Start of Block
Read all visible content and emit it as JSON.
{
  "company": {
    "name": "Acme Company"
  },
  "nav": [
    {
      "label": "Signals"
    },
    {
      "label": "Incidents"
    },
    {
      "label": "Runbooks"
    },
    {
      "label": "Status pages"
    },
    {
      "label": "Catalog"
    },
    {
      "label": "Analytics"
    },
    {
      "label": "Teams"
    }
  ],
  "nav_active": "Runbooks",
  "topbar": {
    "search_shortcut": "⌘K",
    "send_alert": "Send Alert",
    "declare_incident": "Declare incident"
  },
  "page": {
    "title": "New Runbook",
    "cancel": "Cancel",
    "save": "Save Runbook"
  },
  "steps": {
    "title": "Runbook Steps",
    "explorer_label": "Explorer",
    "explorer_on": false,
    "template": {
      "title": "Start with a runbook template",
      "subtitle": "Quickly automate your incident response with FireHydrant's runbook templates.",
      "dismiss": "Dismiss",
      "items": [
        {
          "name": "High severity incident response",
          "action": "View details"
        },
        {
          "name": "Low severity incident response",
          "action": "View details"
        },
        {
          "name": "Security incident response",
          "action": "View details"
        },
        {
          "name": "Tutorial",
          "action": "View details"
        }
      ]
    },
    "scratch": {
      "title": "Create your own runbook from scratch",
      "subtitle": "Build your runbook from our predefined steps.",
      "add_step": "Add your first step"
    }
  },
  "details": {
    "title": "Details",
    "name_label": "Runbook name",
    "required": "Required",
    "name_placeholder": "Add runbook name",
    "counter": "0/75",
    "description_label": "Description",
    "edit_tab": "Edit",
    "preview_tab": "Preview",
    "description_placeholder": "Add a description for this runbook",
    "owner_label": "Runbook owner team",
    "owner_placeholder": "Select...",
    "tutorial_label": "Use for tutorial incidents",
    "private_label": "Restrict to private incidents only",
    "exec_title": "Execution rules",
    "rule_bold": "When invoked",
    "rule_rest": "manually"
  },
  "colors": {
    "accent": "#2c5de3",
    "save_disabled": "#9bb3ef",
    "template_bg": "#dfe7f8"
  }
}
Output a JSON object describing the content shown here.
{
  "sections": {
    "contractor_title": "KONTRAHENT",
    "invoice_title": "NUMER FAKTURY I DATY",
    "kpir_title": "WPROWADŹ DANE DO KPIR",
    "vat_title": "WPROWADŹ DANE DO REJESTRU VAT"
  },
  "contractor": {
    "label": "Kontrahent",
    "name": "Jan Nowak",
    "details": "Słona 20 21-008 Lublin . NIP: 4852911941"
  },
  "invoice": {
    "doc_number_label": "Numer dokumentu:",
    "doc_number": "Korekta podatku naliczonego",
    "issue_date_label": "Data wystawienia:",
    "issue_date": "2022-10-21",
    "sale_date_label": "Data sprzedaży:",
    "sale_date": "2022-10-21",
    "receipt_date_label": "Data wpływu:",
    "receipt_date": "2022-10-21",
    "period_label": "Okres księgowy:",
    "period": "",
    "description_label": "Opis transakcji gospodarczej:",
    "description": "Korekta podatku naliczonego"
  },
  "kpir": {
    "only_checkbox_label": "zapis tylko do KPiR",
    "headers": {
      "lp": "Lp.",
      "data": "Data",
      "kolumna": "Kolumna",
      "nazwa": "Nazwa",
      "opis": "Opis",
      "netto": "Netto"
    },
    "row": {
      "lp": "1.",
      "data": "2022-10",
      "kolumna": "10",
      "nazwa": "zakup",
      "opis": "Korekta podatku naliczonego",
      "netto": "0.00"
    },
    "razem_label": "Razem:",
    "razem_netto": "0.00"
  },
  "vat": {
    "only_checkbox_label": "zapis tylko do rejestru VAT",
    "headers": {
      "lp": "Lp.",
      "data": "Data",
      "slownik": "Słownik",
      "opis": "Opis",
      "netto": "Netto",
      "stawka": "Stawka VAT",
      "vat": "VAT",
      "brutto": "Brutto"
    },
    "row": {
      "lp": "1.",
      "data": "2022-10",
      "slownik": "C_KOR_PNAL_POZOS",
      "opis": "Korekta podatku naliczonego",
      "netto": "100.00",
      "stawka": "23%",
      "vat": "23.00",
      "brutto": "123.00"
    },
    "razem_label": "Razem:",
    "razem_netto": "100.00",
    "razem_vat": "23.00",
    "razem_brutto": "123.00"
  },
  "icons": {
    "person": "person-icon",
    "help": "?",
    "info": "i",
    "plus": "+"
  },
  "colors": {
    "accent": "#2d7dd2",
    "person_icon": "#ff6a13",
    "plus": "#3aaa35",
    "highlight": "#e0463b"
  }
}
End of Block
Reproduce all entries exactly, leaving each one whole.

Read all visible content and emit it as JSON.
{
  "company": {
    "name": "Acme Company"
  },
  "nav": [
    {
      "label": "Signals"
    },
    {
      "label": "Incidents"
    },
    {
      "label": "Runbooks"
    },
    {
      "label": "Status pages"
    },
    {
      "label": "Catalog"
    },
    {
      "label": "Analytics"
    },
    {
      "label": "Teams"
    }
  ],
  "nav_active": "Runbooks",
  "topbar": {
    "search_shortcut": "⌘K",
    "send_alert": "Send Alert",
    "declare_incident": "Declare incident"
  },
  "page": {
    "title": "New Runbook",
    "cancel": "Cancel",
    "save": "Save Runbook"
  },
  "steps": {
    "title": "Runbook Steps",
    "explorer_label": "Explorer",
    "explorer_on": false,
    "template": {
      "title": "Start with a runbook template",
      "subtitle": "Quickly automate your incident response with FireHydrant's runbook templates.",
      "dismiss": "Dismiss",
      "items": [
        {
          "name": "High severity incident response",
          "action": "View details"
        },
        {
          "name": "Low severity incident response",
          "action": "View details"
        },
        {
          "name": "Security incident response",
          "action": "View details"
        },
        {
          "name": "Tutorial",
          "action": "View details"
        }
      ]
    },
    "scratch": {
      "title": "Create your own runbook from scratch",
      "subtitle": "Build your runbook from our predefined steps.",
      "add_step": "Add your first step"
    }
  },
  "details": {
    "title": "Details",
    "name_label": "Runbook name",
    "required": "Required",
    "name_placeholder": "Add runbook name",
    "counter": "0/75",
    "description_label": "Description",
    "edit_tab": "Edit",
    "preview_tab": "Preview",
    "description_placeholder": "Add a description for this runbook",
    "owner_label": "Runbook owner team",
    "owner_placeholder": "Select...",
    "tutorial_label": "Use for tutorial incidents",
    "private_label": "Restrict to private incidents only",
    "exec_title": "Execution rules",
    "rule_bold": "When invoked",
    "rule_rest": "manually"
  },
  "colors": {
    "accent": "#2c5de3",
    "save_disabled": "#9bb3ef",
    "template_bg": "#dfe7f8"
  }
}
Output a JSON object describing the content shown here.
{
  "sections": {
    "contractor_title": "KONTRAHENT",
    "invoice_title": "NUMER FAKTURY I DATY",
    "kpir_title": "WPROWADŹ DANE DO KPIR",
    "vat_title": "WPROWADŹ DANE DO REJESTRU VAT"
  },
  "contractor": {
    "label": "Kontrahent",
    "name": "Jan Nowak",
    "details": "Słona 20 21-008 Lublin . NIP: 4852911941"
  },
  "invoice": {
    "doc_number_label": "Numer dokumentu:",
    "doc_number": "Korekta podatku naliczonego",
    "issue_date_label": "Data wystawienia:",
    "issue_date": "2022-10-21",
    "sale_date_label": "Data sprzedaży:",
    "sale_date": "2022-10-21",
    "receipt_date_label": "Data wpływu:",
    "receipt_date": "2022-10-21",
    "period_label": "Okres księgowy:",
    "period": "",
    "description_label": "Opis transakcji gospodarczej:",
    "description": "Korekta podatku naliczonego"
  },
  "kpir": {
    "only_checkbox_label": "zapis tylko do KPiR",
    "headers": {
      "lp": "Lp.",
      "data": "Data",
      "kolumna": "Kolumna",
      "nazwa": "Nazwa",
      "opis": "Opis",
      "netto": "Netto"
    },
    "row": {
      "lp": "1.",
      "data": "2022-10",
      "kolumna": "10",
      "nazwa": "zakup",
      "opis": "Korekta podatku naliczonego",
      "netto": "0.00"
    },
    "razem_label": "Razem:",
    "razem_netto": "0.00"
  },
  "vat": {
    "only_checkbox_label": "zapis tylko do rejestru VAT",
    "headers": {
      "lp": "Lp.",
      "data": "Data",
      "slownik": "Słownik",
      "opis": "Opis",
      "netto": "Netto",
      "stawka": "Stawka VAT",
      "vat": "VAT",
      "brutto": "Brutto"
    },
    "row": {
      "lp": "1.",
      "data": "2022-10",
      "slownik": "C_KOR_PNAL_POZOS",
      "opis": "Korekta podatku naliczonego",
      "netto": "100.00",
      "stawka": "23%",
      "vat": "23.00",
      "brutto": "123.00"
    },
    "razem_label": "Razem:",
    "razem_netto": "100.00",
    "razem_vat": "23.00",
    "razem_brutto": "123.00"
  },
  "icons": {
    "person": "person-icon",
    "help": "?",
    "info": "i",
    "plus": "+"
  },
  "colors": {
    "accent": "#2d7dd2",
    "person_icon": "#ff6a13",
    "plus": "#3aaa35",
    "highlight": "#e0463b"
  }
}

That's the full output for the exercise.